(Data about app and page elements)
------------------------

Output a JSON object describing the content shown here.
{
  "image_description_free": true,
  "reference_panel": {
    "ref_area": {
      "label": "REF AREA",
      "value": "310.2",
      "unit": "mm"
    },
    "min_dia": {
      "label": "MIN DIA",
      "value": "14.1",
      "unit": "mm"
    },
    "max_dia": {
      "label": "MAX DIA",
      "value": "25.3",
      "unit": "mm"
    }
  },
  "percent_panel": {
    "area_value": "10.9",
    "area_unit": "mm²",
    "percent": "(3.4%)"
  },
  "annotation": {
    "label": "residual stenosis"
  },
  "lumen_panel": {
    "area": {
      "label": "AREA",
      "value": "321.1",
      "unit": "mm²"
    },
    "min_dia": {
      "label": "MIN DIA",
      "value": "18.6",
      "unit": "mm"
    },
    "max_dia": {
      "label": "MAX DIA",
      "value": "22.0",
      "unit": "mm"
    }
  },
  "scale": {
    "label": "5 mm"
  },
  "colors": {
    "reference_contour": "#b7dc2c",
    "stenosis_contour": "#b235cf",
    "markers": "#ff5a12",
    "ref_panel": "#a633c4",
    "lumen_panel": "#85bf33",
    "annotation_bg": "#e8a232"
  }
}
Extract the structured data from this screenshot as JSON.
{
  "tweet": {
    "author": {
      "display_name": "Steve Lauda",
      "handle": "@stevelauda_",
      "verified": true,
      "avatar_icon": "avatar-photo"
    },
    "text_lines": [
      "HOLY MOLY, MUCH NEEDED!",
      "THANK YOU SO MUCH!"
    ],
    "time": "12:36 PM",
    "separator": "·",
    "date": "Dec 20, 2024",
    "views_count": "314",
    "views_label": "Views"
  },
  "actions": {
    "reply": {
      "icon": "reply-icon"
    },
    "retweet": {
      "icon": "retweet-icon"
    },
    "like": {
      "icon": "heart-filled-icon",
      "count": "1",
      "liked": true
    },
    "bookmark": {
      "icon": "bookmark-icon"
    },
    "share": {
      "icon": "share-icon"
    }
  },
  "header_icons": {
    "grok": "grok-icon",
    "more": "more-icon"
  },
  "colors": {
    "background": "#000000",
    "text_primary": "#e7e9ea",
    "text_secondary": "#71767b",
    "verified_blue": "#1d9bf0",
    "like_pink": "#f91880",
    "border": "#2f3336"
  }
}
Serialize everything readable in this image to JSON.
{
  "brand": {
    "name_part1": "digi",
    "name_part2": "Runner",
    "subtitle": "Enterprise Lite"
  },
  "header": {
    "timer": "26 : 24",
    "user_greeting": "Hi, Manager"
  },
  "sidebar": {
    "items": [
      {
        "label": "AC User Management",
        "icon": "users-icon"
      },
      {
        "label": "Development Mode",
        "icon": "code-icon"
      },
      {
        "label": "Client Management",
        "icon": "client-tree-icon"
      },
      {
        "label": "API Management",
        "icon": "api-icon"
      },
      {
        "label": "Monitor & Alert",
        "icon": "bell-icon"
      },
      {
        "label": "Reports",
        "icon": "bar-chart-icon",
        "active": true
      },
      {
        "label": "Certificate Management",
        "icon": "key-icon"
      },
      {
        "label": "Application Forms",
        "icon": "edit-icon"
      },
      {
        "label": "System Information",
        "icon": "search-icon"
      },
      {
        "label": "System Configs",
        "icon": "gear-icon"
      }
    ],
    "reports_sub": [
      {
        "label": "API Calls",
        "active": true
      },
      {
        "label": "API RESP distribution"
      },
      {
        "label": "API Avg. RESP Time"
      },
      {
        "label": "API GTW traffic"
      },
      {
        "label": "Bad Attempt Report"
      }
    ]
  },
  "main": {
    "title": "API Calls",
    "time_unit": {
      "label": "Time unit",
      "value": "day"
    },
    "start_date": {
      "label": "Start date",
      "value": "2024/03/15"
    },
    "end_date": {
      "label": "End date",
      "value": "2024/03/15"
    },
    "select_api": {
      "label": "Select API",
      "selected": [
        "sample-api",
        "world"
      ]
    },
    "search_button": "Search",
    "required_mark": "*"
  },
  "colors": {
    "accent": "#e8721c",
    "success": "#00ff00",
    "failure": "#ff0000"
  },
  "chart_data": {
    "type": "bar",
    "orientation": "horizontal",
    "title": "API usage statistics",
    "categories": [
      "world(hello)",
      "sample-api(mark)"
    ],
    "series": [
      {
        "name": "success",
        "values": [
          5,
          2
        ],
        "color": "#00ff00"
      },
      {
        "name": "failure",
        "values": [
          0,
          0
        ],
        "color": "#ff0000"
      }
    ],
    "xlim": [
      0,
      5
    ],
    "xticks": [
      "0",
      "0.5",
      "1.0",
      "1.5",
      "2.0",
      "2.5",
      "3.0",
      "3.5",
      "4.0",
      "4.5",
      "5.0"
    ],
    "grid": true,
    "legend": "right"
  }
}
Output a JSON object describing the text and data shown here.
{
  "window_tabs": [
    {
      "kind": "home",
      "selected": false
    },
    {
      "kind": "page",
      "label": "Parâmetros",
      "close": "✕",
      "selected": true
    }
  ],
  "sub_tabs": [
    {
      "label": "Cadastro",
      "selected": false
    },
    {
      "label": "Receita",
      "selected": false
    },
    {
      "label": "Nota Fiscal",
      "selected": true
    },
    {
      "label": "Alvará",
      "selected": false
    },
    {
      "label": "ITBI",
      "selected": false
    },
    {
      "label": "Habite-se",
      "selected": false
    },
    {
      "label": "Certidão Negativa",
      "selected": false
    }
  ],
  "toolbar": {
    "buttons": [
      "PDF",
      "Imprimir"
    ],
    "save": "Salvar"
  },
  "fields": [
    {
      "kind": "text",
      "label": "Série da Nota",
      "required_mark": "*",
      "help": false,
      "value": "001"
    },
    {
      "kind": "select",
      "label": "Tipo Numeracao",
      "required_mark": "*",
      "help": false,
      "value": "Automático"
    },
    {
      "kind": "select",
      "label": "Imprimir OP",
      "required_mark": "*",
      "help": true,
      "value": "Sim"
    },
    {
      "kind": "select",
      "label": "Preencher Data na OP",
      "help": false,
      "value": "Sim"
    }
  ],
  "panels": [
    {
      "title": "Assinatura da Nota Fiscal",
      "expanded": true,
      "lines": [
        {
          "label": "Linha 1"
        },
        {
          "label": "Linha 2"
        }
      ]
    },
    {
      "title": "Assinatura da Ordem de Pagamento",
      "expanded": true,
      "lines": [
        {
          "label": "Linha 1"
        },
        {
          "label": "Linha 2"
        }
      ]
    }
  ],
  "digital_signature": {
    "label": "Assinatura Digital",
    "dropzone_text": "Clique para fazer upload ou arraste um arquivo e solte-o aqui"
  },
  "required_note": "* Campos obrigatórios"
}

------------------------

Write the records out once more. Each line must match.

- **Exercise solution**:
Output a JSON object describing the content shown here.
{
  "image_description_free": true,
  "reference_panel": {
    "ref_area": {
      "label": "REF AREA",
      "value": "310.2",
      "unit": "mm"
    },
    "min_dia": {
      "label": "MIN DIA",
      "value": "14.1",
      "unit": "mm"
    },
    "max_dia": {
      "label": "MAX DIA",
      "value": "25.3",
      "unit": "mm"
    }
  },
  "percent_panel": {
    "area_value": "10.9",
    "area_unit": "mm²",
    "percent": "(3.4%)"
  },
  "annotation": {
    "label": "residual stenosis"
  },
  "lumen_panel": {
    "area": {
      "label": "AREA",
      "value": "321.1",
      "unit": "mm²"
    },
    "min_dia": {
      "label": "MIN DIA",
      "value": "18.6",
      "unit": "mm"
    },
    "max_dia": {
      "label": "MAX DIA",
      "value": "22.0",
      "unit": "mm"
    }
  },
  "scale": {
    "label": "5 mm"
  },
  "colors": {
    "reference_contour": "#b7dc2c",
    "stenosis_contour": "#b235cf",
    "markers": "#ff5a12",
    "ref_panel": "#a633c4",
    "lumen_panel": "#85bf33",
    "annotation_bg": "#e8a232"
  }
}
Extract the structured data from this screenshot as JSON.
{
  "tweet": {
    "author": {
      "display_name": "Steve Lauda",
      "handle": "@stevelauda_",
      "verified": true,
      "avatar_icon": "avatar-photo"
    },
    "text_lines": [
      "HOLY MOLY, MUCH NEEDED!",
      "THANK YOU SO MUCH!"
    ],
    "time": "12:36 PM",
    "separator": "·",
    "date": "Dec 20, 2024",
    "views_count": "314",
    "views_label": "Views"
  },
  "actions": {
    "reply": {
      "icon": "reply-icon"
    },
    "retweet": {
      "icon": "retweet-icon"
    },
    "like": {
      "icon": "heart-filled-icon",
      "count": "1",
      "liked": true
    },
    "bookmark": {
      "icon": "bookmark-icon"
    },
    "share": {
      "icon": "share-icon"
    }
  },
  "header_icons": {
    "grok": "grok-icon",
    "more": "more-icon"
  },
  "colors": {
    "background": "#000000",
    "text_primary": "#e7e9ea",
    "text_secondary": "#71767b",
    "verified_blue": "#1d9bf0",
    "like_pink": "#f91880",
    "border": "#2f3336"
  }
}
Serialize everything readable in this image to JSON.
{
  "brand": {
    "name_part1": "digi",
    "name_part2": "Runner",
    "subtitle": "Enterprise Lite"
  },
  "header": {
    "timer": "26 : 24",
    "user_greeting": "Hi, Manager"
  },
  "sidebar": {
    "items": [
      {
        "label": "AC User Management",
        "icon": "users-icon"
      },
      {
        "label": "Development Mode",
        "icon": "code-icon"
      },
      {
        "label": "Client Management",
        "icon": "client-tree-icon"
      },
      {
        "label": "API Management",
        "icon": "api-icon"
      },
      {
        "label": "Monitor & Alert",
        "icon": "bell-icon"
      },
      {
        "label": "Reports",
        "icon": "bar-chart-icon",
        "active": true
      },
      {
        "label": "Certificate Management",
        "icon": "key-icon"
      },
      {
        "label": "Application Forms",
        "icon": "edit-icon"
      },
      {
        "label": "System Information",
        "icon": "search-icon"
      },
      {
        "label": "System Configs",
        "icon": "gear-icon"
      }
    ],
    "reports_sub": [
      {
        "label": "API Calls",
        "active": true
      },
      {
        "label": "API RESP distribution"
      },
      {
        "label": "API Avg. RESP Time"
      },
      {
        "label": "API GTW traffic"
      },
      {
        "label": "Bad Attempt Report"
      }
    ]
  },
  "main": {
    "title": "API Calls",
    "time_unit": {
      "label": "Time unit",
      "value": "day"
    },
    "start_date": {
      "label": "Start date",
      "value": "2024/03/15"
    },
    "end_date": {
      "label": "End date",
      "value": "2024/03/15"
    },
    "select_api": {
      "label": "Select API",
      "selected": [
        "sample-api",
        "world"
      ]
    },
    "search_button": "Search",
    "required_mark": "*"
  },
  "colors": {
    "accent": "#e8721c",
    "success": "#00ff00",
    "failure": "#ff0000"
  },
  "chart_data": {
    "type": "bar",
    "orientation": "horizontal",
    "title": "API usage statistics",
    "categories": [
      "world(hello)",
      "sample-api(mark)"
    ],
    "series": [
      {
        "name": "success",
        "values": [
          5,
          2
        ],
        "color": "#00ff00"
      },
      {
        "name": "failure",
        "values": [
          0,
          0
        ],
        "color": "#ff0000"
      }
    ],
    "xlim": [
      0,
      5
    ],
    "xticks": [
      "0",
      "0.5",
      "1.0",
      "1.5",
      "2.0",
      "2.5",
      "3.0",
      "3.5",
      "4.0",
      "4.5",
      "5.0"
    ],
    "grid": true,
    "legend": "right"
  }
}
Output a JSON object describing the text and data shown here.
{
  "window_tabs": [
    {
      "kind": "home",
      "selected": false
    },
    {
      "kind": "page",
      "label": "Parâmetros",
      "close": "✕",
      "selected": true
    }
  ],
  "sub_tabs": [
    {
      "label": "Cadastro",
      "selected": false
    },
    {
      "label": "Receita",
      "selected": false
    },
    {
      "label": "Nota Fiscal",
      "selected": true
    },
    {
      "label": "Alvará",
      "selected": false
    },
    {
      "label": "ITBI",
      "selected": false
    },
    {
      "label": "Habite-se",
      "selected": false
    },
    {
      "label": "Certidão Negativa",
      "selected": false
    }
  ],
  "toolbar": {
    "buttons": [
      "PDF",
      "Imprimir"
    ],
    "save": "Salvar"
  },
  "fields": [
    {
      "kind": "text",
      "label": "Série da Nota",
      "required_mark": "*",
      "help": false,
      "value": "001"
    },
    {
      "kind": "select",
      "label": "Tipo Numeracao",
      "required_mark": "*",
      "help": false,
      "value": "Automático"
    },
    {
      "kind": "select",
      "label": "Imprimir OP",
      "required_mark": "*",
      "help": true,
      "value": "Sim"
    },
    {
      "kind": "select",
      "label": "Preencher Data na OP",
      "help": false,
      "value": "Sim"
    }
  ],
  "panels": [
    {
      "title": "Assinatura da Nota Fiscal",
      "expanded": true,
      "lines": [
        {
          "label": "Linha 1"
        },
        {
          "label": "Linha 2"
        }
      ]
    },
    {
      "title": "Assinatura da Ordem de Pagamento",
      "expanded": true,
      "lines": [
        {
          "label": "Linha 1"
        },
        {
          "label": "Linha 2"
        }
      ]
    }
  ],
  "digital_signature": {
    "label": "Assinatura Digital",
    "dropzone_text": "Clique para fazer upload ou arraste um arquivo e solte-o aqui"
  },
  "required_note": "* Campos obrigatórios"
}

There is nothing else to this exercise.